  15. Well if you need to leave the country, buy a burner at the airport that you can dispose of before you leave seems to be the solution.

    Not as easy to do with a computer, and I’m not sure what happens if you use a chrome book, might want to not take those with you either.

    This definitely needs to be challenged in court. As does the legal status of you at the ‘border’. If you are across the border you should have legal rights, if not then you should have the right to demand to be free to return from the other side.

    Airports are tricky, since you may have actually crossed the border as defined hours before, in which case you should have the legal argument that that the laws now apply as you are inside. Especially if you are a citizen re-entering your country.

  16. < ![CDATA[Well if you need to leave the country, buy a burner at the airport that you can dispose of before you leave seems to be the solution. Not as easy to do with a computer, and I'm not sure what happens if you use a chrome book, might want to not take those with you either. This definitely needs to be challenged in court. As does the legal status of you at the 'border'. If you are across the border you should have legal rights, if not then you should have the right to demand to be free to return from the other side. Airports are tricky, since you may have actually crossed the border as defined hours before, in which case you should have the legal argument that that the laws now apply as you are inside. Especially if you are a citizen re-entering your country.]]>

  17. Joseph Teller The tricky bit here is that a phone is a ridiculously useful tool to have when traveling, and pay phones are largely disappearing (it seems). So being in a airport without a phone — even thought that’s the way life used to be — is pretty daunting.

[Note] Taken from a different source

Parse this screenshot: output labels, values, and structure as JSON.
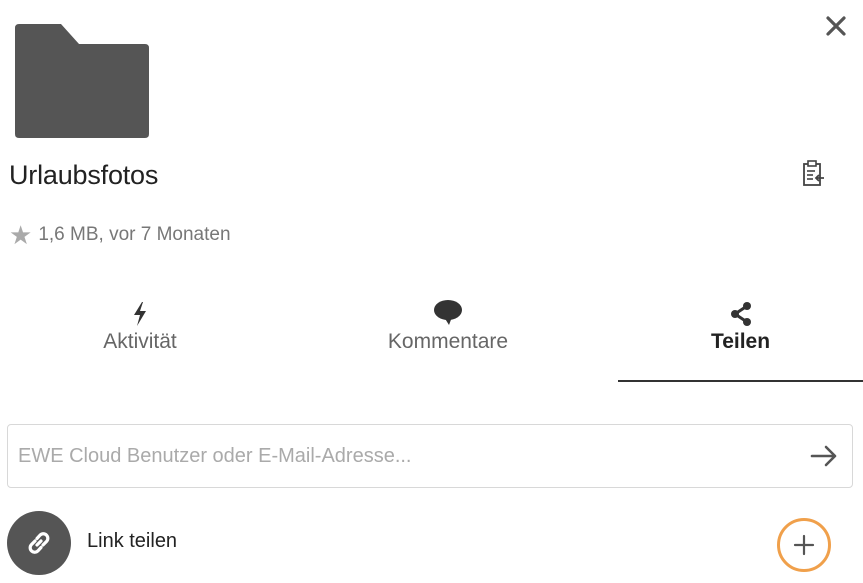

  18. < ![CDATA[Joseph Teller The tricky bit here is that a phone is a ridiculously useful tool to have when traveling, and pay phones are largely disappearing (it seems). So being in a airport without a phone — even thought that's the way life used to be — is pretty daunting.]]>

  19. Tricky thing is… they do google you. They know you have social media accounts (unless you use, and have always used, a pseudonym, I guess).

    So if you turn up with a phone that has no social media, they can easily take it as you wanting to deliberately sneak past their checks, and detain you or send you back (for us non-USians) unless you give them your accounts. Then and there.

    This guide by Wired has some ideas, but no clear “good answer”.
    wired.com – A Guide to Getting Past Customs With Your Digital Privacy Intact

  20. < ![CDATA[Tricky thing is... they do google you. They know you have social media accounts (unless you use, and have always used, a pseudonym, I guess).
    So if you turn up with a phone that has no social media, they can easily take it as you wanting to deliberately sneak past their checks, and detain you or send you back (for us non-USians) unless you give them your accounts. Then and there.
    This guide by Wired has some ideas, but no clear “good answer”.
    wired.com – A Guide to Getting Past Customs With Your Digital Privacy Intact]]>